WHAT IS EXPECTED
Pull every line with "name" from the data below and copy it.

(Excerpts from an interface dataset)
——————
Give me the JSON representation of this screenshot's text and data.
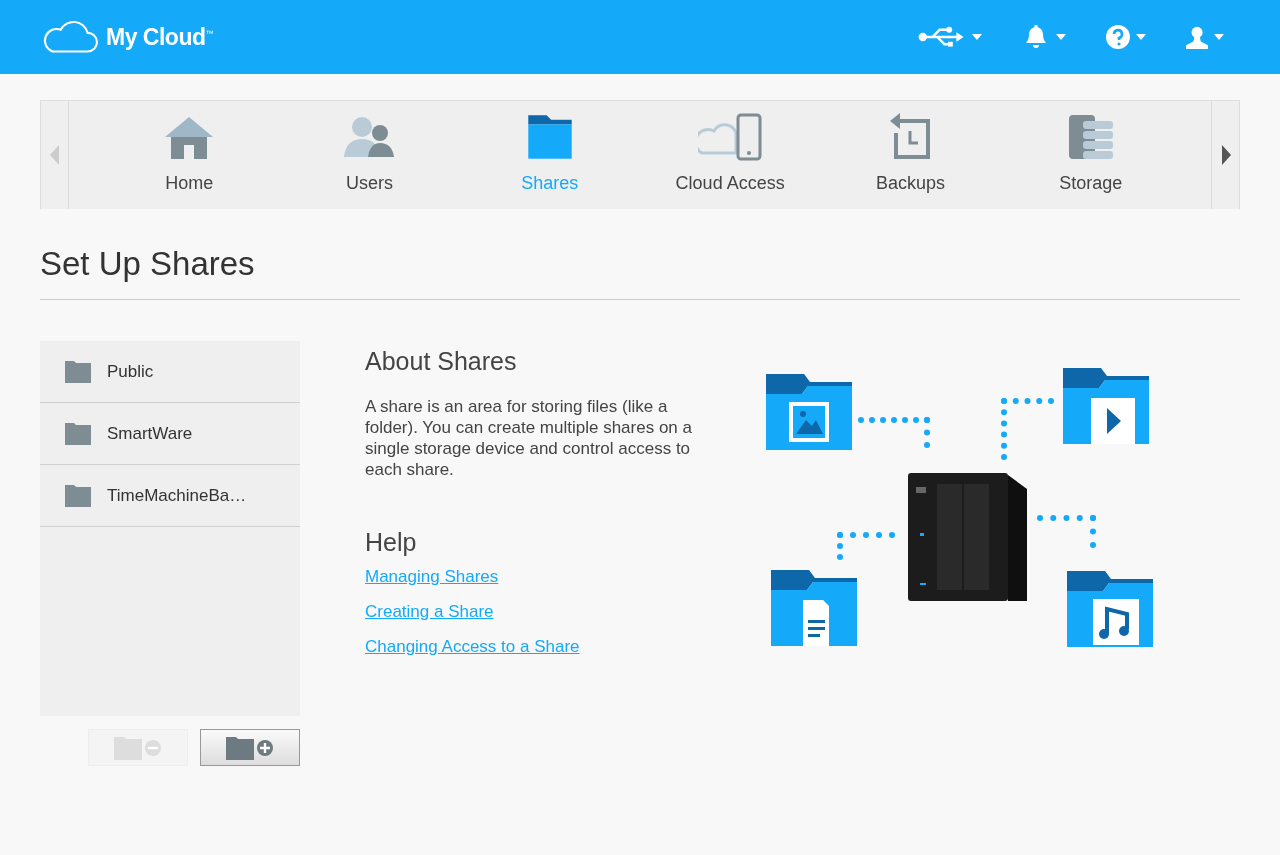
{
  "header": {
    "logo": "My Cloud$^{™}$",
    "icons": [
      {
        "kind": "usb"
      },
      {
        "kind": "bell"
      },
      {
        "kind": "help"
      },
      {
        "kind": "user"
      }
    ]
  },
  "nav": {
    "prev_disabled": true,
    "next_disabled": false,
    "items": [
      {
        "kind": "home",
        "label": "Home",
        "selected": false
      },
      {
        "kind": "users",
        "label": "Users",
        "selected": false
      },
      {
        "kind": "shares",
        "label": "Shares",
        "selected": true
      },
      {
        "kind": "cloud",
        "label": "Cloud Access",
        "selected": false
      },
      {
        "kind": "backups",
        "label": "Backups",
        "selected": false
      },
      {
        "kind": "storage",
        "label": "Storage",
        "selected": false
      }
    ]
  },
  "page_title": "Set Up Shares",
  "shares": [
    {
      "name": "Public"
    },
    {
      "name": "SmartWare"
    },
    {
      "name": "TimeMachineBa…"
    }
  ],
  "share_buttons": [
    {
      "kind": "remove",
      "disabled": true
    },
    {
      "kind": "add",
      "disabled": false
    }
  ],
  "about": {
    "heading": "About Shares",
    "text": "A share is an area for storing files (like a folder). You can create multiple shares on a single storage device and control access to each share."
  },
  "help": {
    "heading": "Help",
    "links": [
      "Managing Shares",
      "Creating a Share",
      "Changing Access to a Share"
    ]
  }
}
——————
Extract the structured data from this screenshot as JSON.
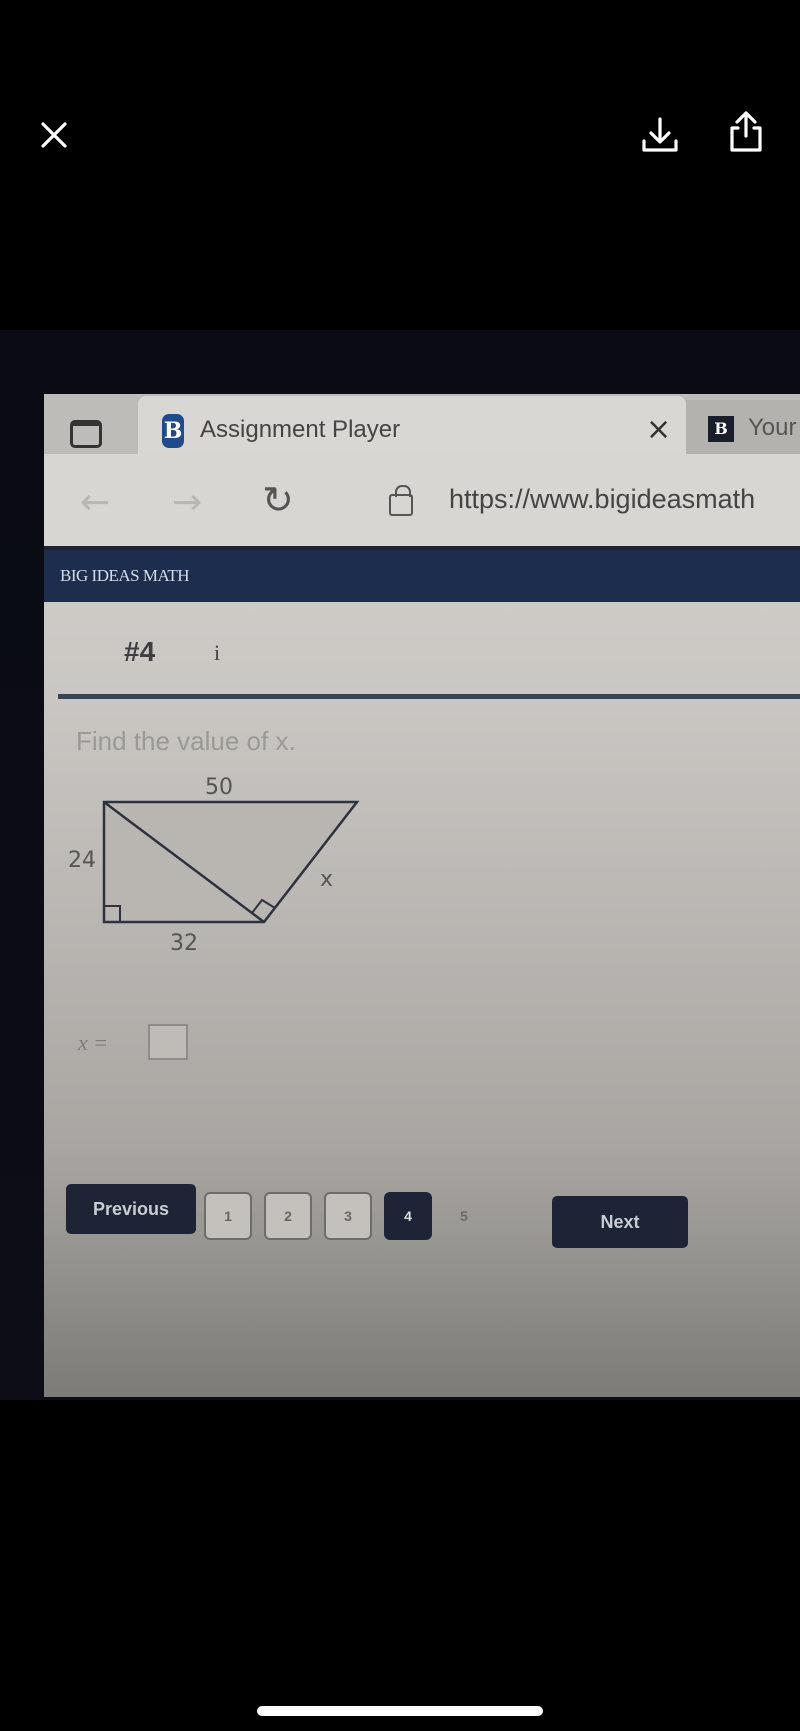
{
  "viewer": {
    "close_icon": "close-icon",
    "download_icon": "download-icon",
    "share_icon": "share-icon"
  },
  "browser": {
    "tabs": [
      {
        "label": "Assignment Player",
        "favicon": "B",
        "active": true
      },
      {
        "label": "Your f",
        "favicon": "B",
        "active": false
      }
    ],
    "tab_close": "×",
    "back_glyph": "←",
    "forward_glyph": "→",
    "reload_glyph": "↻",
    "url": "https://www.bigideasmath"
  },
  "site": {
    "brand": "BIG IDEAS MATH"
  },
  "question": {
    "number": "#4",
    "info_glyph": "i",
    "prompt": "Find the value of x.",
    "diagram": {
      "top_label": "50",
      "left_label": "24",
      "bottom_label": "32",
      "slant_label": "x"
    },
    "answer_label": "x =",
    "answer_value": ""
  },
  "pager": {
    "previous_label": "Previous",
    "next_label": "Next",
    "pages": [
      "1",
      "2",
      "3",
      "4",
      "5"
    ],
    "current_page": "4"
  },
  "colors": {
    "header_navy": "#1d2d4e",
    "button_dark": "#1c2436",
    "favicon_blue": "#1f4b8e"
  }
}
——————
ANSWER SECTION
      "name": "Public"
      "name": "SmartWare"
      "name": "TimeMachineBa…"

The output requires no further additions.